Where does the string "screenshot" appear? Copy every line of the entries below that holds it.

[App and web page records]
------------------------------------------------

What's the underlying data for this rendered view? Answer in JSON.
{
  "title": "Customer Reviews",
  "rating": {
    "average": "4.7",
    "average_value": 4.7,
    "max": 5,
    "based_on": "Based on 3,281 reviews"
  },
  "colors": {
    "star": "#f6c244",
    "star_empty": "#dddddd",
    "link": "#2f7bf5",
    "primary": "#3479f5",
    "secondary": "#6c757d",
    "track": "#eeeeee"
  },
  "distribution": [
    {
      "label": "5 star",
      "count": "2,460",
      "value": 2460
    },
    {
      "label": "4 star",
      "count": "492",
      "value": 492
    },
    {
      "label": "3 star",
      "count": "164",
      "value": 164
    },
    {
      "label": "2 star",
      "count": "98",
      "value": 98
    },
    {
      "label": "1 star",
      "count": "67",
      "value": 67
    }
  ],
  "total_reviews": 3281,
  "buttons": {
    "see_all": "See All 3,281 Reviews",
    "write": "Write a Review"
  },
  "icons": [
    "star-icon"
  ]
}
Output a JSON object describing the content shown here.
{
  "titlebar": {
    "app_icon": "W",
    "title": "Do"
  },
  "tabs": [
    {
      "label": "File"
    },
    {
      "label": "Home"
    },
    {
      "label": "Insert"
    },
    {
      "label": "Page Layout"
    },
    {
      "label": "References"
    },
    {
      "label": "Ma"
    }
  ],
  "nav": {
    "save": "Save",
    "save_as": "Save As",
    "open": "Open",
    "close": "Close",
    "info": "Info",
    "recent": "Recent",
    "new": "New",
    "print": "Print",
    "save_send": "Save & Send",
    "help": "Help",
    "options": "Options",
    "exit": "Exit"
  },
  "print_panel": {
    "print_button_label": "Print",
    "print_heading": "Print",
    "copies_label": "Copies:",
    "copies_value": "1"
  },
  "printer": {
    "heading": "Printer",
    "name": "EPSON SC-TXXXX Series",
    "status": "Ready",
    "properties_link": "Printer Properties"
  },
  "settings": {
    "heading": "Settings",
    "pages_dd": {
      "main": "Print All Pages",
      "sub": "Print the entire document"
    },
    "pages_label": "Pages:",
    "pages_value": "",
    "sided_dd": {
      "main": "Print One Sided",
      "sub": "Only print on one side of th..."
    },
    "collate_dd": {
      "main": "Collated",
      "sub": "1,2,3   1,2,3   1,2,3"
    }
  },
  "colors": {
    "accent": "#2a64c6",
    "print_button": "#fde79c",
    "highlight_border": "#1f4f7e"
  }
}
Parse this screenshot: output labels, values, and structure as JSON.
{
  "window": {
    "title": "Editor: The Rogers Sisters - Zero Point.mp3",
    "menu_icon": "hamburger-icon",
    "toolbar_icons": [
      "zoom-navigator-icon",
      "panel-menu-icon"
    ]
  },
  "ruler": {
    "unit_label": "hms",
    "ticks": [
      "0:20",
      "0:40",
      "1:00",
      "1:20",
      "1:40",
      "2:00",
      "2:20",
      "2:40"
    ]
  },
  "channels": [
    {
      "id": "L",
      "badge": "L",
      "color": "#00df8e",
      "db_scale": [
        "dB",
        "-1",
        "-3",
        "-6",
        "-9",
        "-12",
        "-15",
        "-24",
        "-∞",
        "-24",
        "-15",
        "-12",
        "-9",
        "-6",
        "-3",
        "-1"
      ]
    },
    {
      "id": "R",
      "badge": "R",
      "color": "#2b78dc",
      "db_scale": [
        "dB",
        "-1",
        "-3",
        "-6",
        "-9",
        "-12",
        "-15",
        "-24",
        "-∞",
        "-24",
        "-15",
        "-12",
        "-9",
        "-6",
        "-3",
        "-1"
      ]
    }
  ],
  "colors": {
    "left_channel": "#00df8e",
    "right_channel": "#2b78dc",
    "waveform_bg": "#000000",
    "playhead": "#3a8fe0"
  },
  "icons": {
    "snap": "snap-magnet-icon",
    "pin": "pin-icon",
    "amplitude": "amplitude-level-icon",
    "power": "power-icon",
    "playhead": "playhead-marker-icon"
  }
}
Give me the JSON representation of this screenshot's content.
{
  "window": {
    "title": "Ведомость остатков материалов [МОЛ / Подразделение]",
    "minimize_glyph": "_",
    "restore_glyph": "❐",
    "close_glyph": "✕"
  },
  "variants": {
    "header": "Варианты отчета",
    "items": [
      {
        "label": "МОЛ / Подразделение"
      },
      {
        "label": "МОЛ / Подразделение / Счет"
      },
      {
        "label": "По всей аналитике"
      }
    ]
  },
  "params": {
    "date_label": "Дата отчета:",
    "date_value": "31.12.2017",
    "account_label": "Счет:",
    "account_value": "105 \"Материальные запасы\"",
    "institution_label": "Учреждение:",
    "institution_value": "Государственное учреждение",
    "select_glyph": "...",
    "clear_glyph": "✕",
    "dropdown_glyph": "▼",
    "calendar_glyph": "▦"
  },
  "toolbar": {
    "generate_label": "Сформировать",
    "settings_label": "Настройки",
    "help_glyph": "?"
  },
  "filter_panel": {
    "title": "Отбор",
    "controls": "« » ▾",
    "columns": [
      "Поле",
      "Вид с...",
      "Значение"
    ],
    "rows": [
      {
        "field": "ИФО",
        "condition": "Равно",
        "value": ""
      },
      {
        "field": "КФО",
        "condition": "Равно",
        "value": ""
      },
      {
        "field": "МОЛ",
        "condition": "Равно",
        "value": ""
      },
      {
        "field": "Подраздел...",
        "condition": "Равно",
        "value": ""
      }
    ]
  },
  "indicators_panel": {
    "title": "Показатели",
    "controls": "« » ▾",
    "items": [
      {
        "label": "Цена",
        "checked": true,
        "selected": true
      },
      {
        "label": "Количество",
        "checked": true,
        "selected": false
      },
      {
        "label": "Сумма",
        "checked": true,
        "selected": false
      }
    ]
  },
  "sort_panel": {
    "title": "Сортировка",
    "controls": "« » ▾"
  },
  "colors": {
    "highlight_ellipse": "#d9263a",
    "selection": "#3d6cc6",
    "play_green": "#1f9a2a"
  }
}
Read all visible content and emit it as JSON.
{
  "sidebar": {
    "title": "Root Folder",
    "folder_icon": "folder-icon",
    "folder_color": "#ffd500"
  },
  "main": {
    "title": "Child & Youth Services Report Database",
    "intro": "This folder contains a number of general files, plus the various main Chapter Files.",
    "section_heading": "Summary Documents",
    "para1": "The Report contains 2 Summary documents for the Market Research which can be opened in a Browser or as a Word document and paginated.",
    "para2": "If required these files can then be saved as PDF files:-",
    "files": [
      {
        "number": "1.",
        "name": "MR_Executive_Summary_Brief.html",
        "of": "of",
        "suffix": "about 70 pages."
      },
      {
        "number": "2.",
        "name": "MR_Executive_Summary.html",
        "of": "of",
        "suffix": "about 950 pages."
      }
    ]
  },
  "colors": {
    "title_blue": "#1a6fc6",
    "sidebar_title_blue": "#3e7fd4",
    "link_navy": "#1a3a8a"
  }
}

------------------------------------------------

ANSWER TO THIS PROBLEM:
Parse this screenshot: output labels, values, and structure as JSON.
Give me the JSON representation of this screenshot's content.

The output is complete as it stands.